### Interface dataset entries
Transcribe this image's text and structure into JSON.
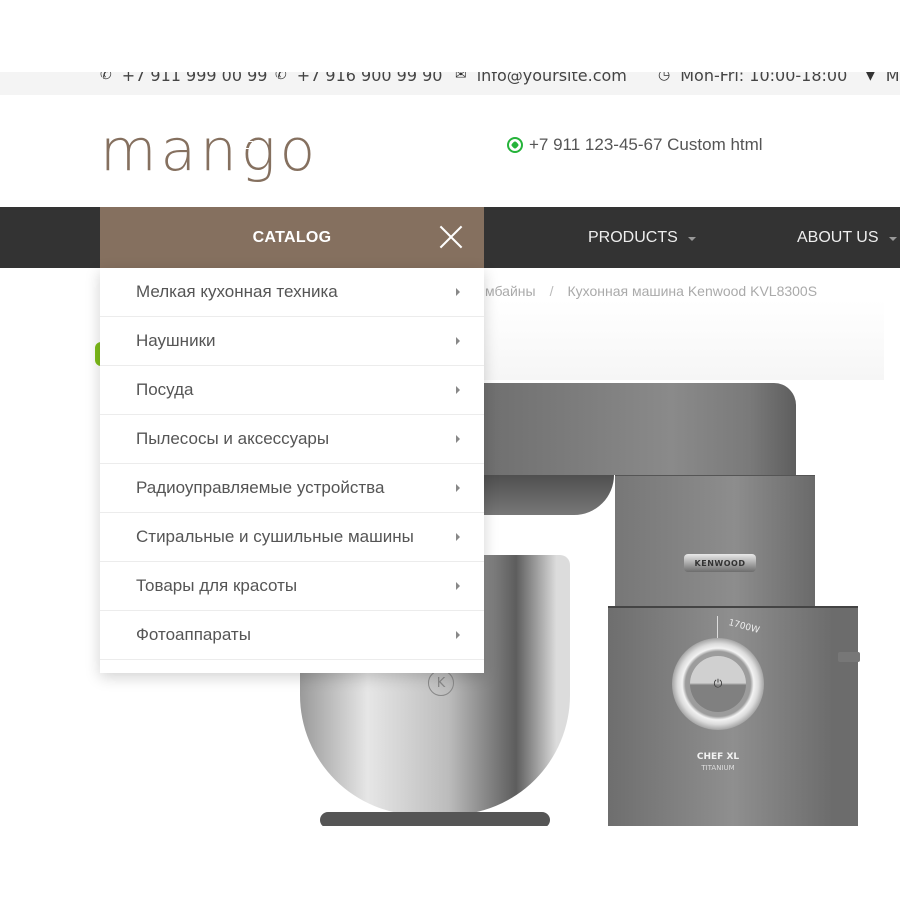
{
  "topbar": {
    "items": [
      {
        "icon": "phone-icon",
        "text": "+7 911 999 00 99"
      },
      {
        "icon": "phone-icon",
        "text": "+7 916 900 99 90"
      },
      {
        "icon": "envelope-icon",
        "text": "info@yoursite.com"
      },
      {
        "icon": "clock-icon",
        "text": "Mon-Fri: 10:00-18:00"
      },
      {
        "icon": "map-marker-icon",
        "text": "M"
      }
    ]
  },
  "header": {
    "logo": {
      "part1": "man",
      "part2": "g",
      "part3": "o"
    },
    "phone": "+7 911 123-45-67 Custom html",
    "phone_icon": "whatsapp-icon"
  },
  "nav": {
    "catalog_label": "CATALOG",
    "items": [
      {
        "label": "PRODUCTS"
      },
      {
        "label": "ABOUT US"
      }
    ]
  },
  "breadcrumb": {
    "items": [
      "мбайны",
      "Кухонная машина Kenwood KVL8300S"
    ],
    "separator": "/"
  },
  "catalog_menu": {
    "items": [
      {
        "label": "Мелкая кухонная техника"
      },
      {
        "label": "Наушники"
      },
      {
        "label": "Посуда"
      },
      {
        "label": "Пылесосы и аксессуары"
      },
      {
        "label": "Радиоуправляемые устройства"
      },
      {
        "label": "Стиральные и сушильные машины"
      },
      {
        "label": "Товары для красоты"
      },
      {
        "label": "Фотоаппараты"
      }
    ]
  },
  "product_image": {
    "brand_badge": "KENWOOD",
    "power_label": "1700W",
    "model_name": "CHEF XL",
    "model_sub": "TITANIUM",
    "power_symbol": "⏻",
    "bowl_logo": "K"
  },
  "colors": {
    "brand": "#85705f",
    "navbar": "#333333",
    "accent_green": "#7ebd1a",
    "whatsapp": "#25b33a"
  }
}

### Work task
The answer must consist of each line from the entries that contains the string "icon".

### Solution to the exercise
        "icon": "phone-icon",
        "icon": "phone-icon",
        "icon": "envelope-icon",
        "icon": "clock-icon",
        "icon": "map-marker-icon",
    "phone_icon": "whatsapp-icon"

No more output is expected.